Your goal:
If a line of the records contains the string "These", copy it out.

Start of Block

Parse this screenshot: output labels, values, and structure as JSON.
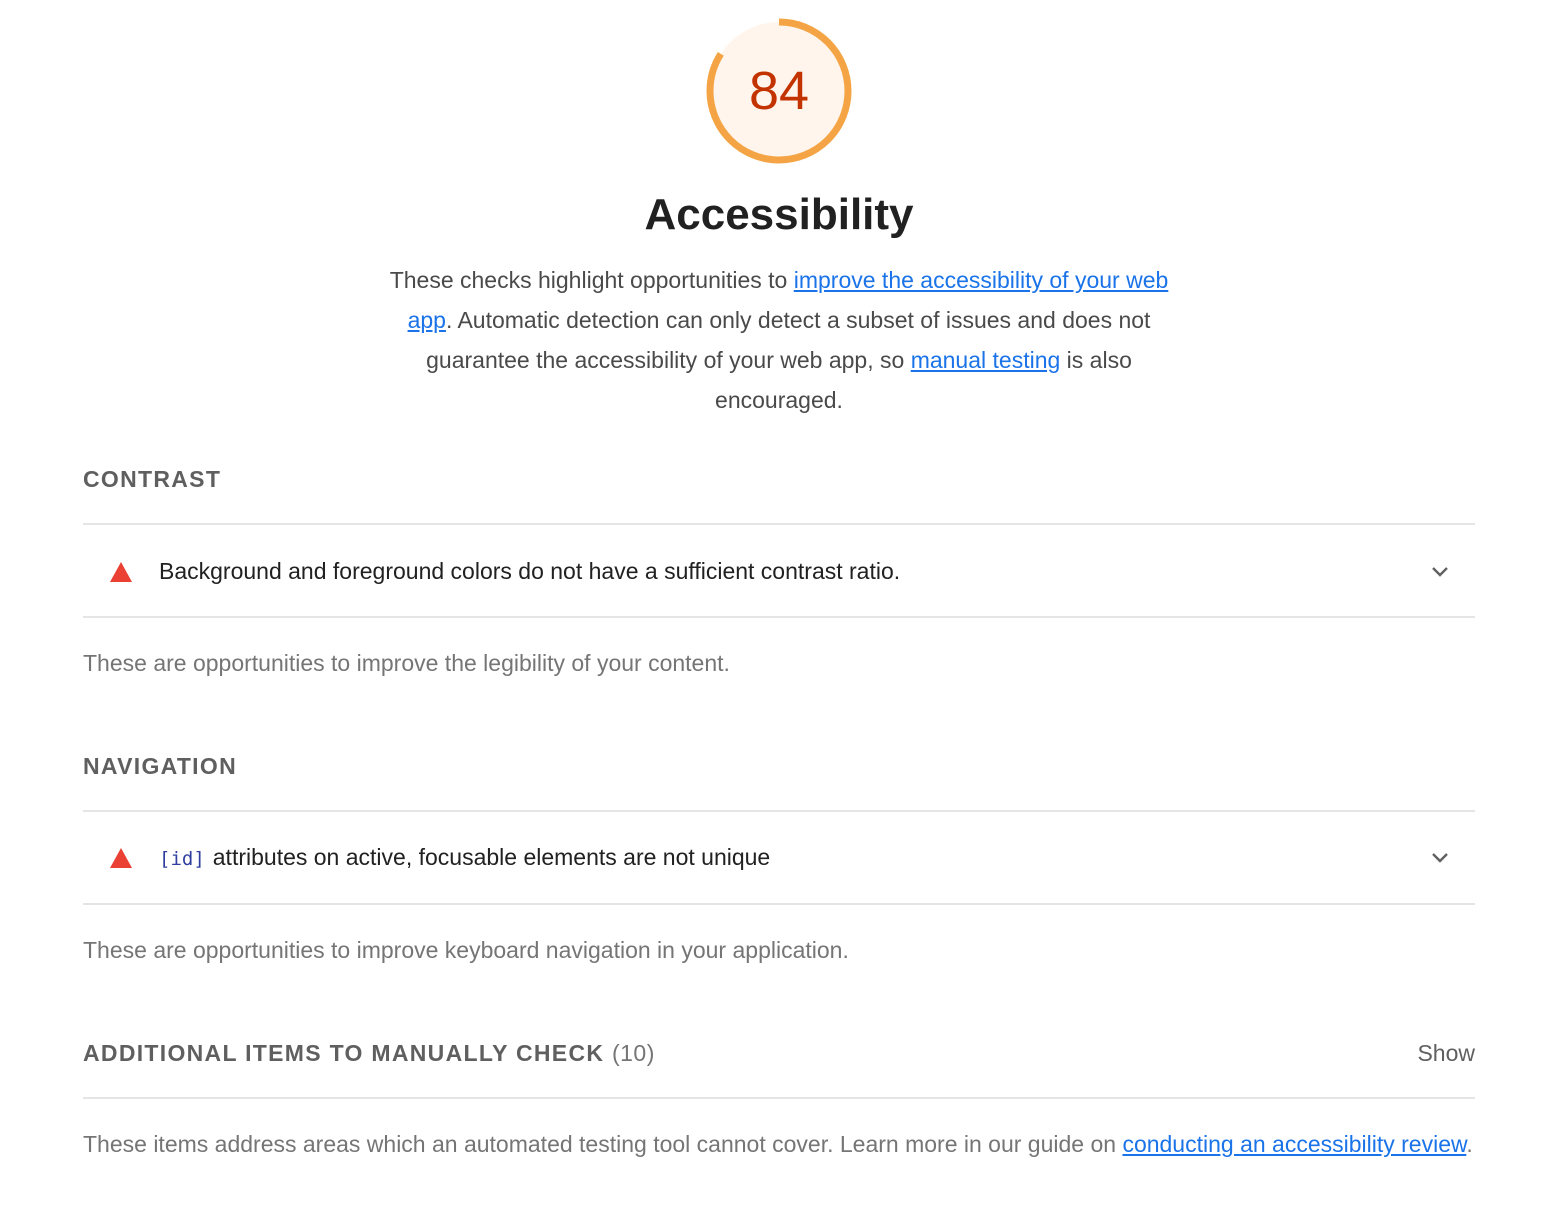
{
  "score": {
    "value": "84",
    "fraction": 0.84,
    "color": "#f4a444",
    "background": "#fff5ec",
    "text_color": "#c33300"
  },
  "header": {
    "title": "Accessibility",
    "description": {
      "text1": "These checks highlight opportunities to ",
      "link1": "improve the accessibility of your web app",
      "text2": ". Automatic detection can only detect a subset of issues and does not guarantee the accessibility of your web app, so ",
      "link2": "manual testing",
      "text3": " is also encouraged."
    }
  },
  "sections": {
    "contrast": {
      "title": "Contrast",
      "audit": {
        "icon": "warning-triangle-icon",
        "text": "Background and foreground colors do not have a sufficient contrast ratio."
      },
      "description": "These are opportunities to improve the legibility of your content."
    },
    "navigation": {
      "title": "Navigation",
      "audit": {
        "icon": "warning-triangle-icon",
        "code": "[id]",
        "text": "attributes on active, focusable elements are not unique"
      },
      "description": "These are opportunities to improve keyboard navigation in your application."
    },
    "manual": {
      "title": "Additional items to manually check",
      "count": "(10)",
      "toggle": "Show",
      "description_text": "These items address areas which an automated testing tool cannot cover. Learn more in our guide on ",
      "description_link": "conducting an accessibility review",
      "description_end": "."
    }
  },
  "colors": {
    "fail_red": "#eb4034",
    "link_blue": "#1a73e8",
    "code_blue": "#303f9f"
  }
}
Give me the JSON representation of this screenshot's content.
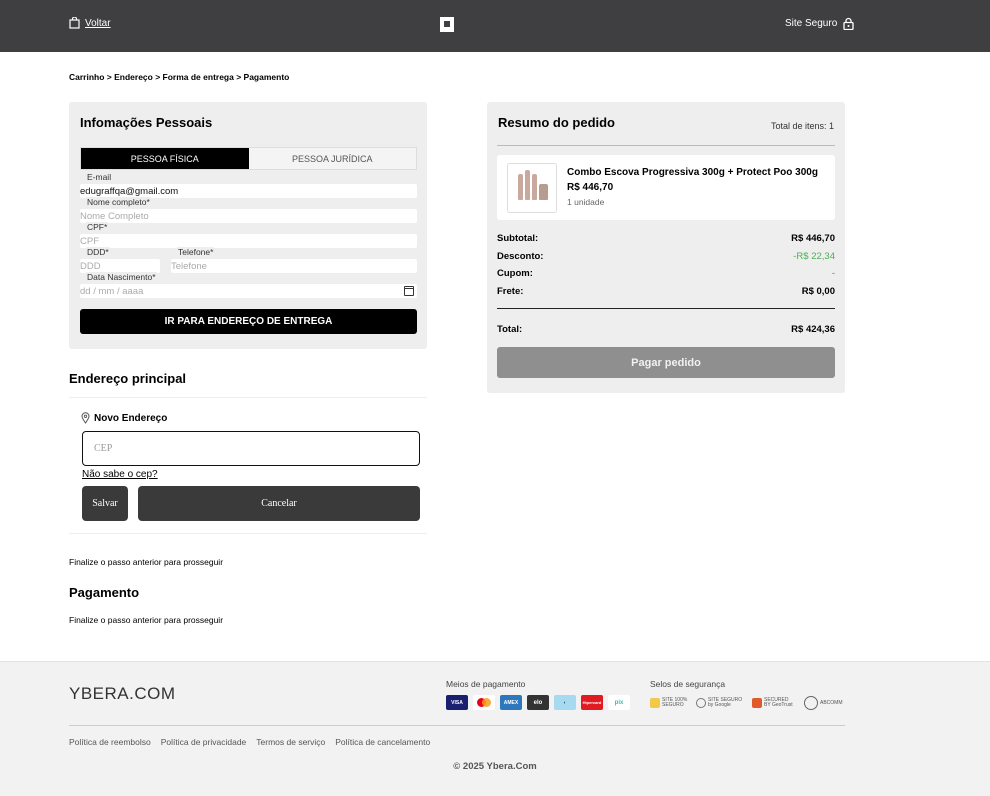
{
  "header": {
    "back_label": "Voltar",
    "secure_label": "Site Seguro"
  },
  "breadcrumb": "Carrinho > Endereço > Forma de entrega > Pagamento",
  "personal": {
    "title": "Infomações Pessoais",
    "tab_fisica": "PESSOA FÍSICA",
    "tab_juridica": "PESSOA JURÍDICA",
    "email_label": "E-mail",
    "email_value": "edugraffqa@gmail.com",
    "name_label": "Nome completo*",
    "name_placeholder": "Nome Completo",
    "cpf_label": "CPF*",
    "cpf_placeholder": "CPF",
    "ddd_label": "DDD*",
    "ddd_placeholder": "DDD",
    "phone_label": "Telefone*",
    "phone_placeholder": "Telefone",
    "birth_label": "Data Nascimento*",
    "birth_placeholder": "dd / mm / aaaa",
    "next_button": "IR PARA ENDEREÇO DE ENTREGA"
  },
  "address": {
    "title": "Endereço principal",
    "new_address": "Novo Endereço",
    "cep_placeholder": "CEP",
    "dont_know_cep": "Não sabe o cep?",
    "save_button": "Salvar",
    "cancel_button": "Cancelar"
  },
  "notes": {
    "step_note_1": "Finalize o passo anterior para prosseguir",
    "payment_title": "Pagamento",
    "step_note_2": "Finalize o passo anterior para prosseguir"
  },
  "summary": {
    "title": "Resumo do pedido",
    "total_items": "Total de itens: 1",
    "product_name": "Combo Escova Progressiva 300g + Protect Poo 300g",
    "product_price": "R$ 446,70",
    "product_qty": "1 unidade",
    "subtotal_label": "Subtotal:",
    "subtotal_value": "R$ 446,70",
    "discount_label": "Desconto:",
    "discount_value": "-R$ 22,34",
    "coupon_label": "Cupom:",
    "coupon_value": "-",
    "shipping_label": "Frete:",
    "shipping_value": "R$ 0,00",
    "total_label": "Total:",
    "total_value": "R$ 424,36",
    "pay_button": "Pagar pedido",
    "discount_color": "#4caf50"
  },
  "footer": {
    "brand": "YBERA.COM",
    "payments_title": "Meios de pagamento",
    "payment_icons": [
      "VISA",
      "",
      "AMEX",
      "elo",
      "",
      "Hipercard",
      "pix"
    ],
    "security_title": "Selos de segurança",
    "seals": [
      "SITE 100% SEGURO",
      "SITE SEGURO by Google",
      "SECURED BY GeoTrust",
      "ABCOMM"
    ],
    "links": [
      "Política de reembolso",
      "Política de privacidade",
      "Termos de serviço",
      "Política de cancelamento"
    ],
    "copyright": "© 2025 Ybera.Com"
  }
}
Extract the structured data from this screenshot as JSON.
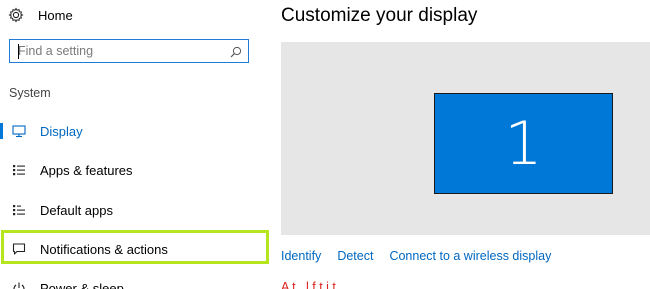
{
  "sidebar": {
    "home_label": "Home",
    "search": {
      "placeholder": "Find a setting",
      "value": ""
    },
    "section_label": "System",
    "items": [
      {
        "label": "Display",
        "icon": "monitor-icon",
        "active": true
      },
      {
        "label": "Apps & features",
        "icon": "apps-list-icon",
        "active": false
      },
      {
        "label": "Default apps",
        "icon": "default-apps-icon",
        "active": false
      },
      {
        "label": "Notifications & actions",
        "icon": "message-icon",
        "active": false
      },
      {
        "label": "Power & sleep",
        "icon": "power-icon",
        "active": false
      }
    ],
    "highlight_color": "#b5e61d"
  },
  "main": {
    "title": "Customize your display",
    "monitor_number": "1",
    "links": {
      "identify": "Identify",
      "detect": "Detect",
      "wireless": "Connect to a wireless display"
    },
    "cut_off_text": "A  t  ,  l  f  t  i  t"
  },
  "colors": {
    "accent": "#0078d7",
    "link": "#0067c0",
    "preview_bg": "#e6e6e6",
    "red_text": "#d9231f"
  }
}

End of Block

Answer to the problem:
      "text1": "These checks highlight opportunities to ",
      "description": "These are opportunities to improve the legibility of your content."
      "description": "These are opportunities to improve keyboard navigation in your application."
      "description_text": "These items address areas which an automated testing tool cannot cover. Learn more in our guide on ",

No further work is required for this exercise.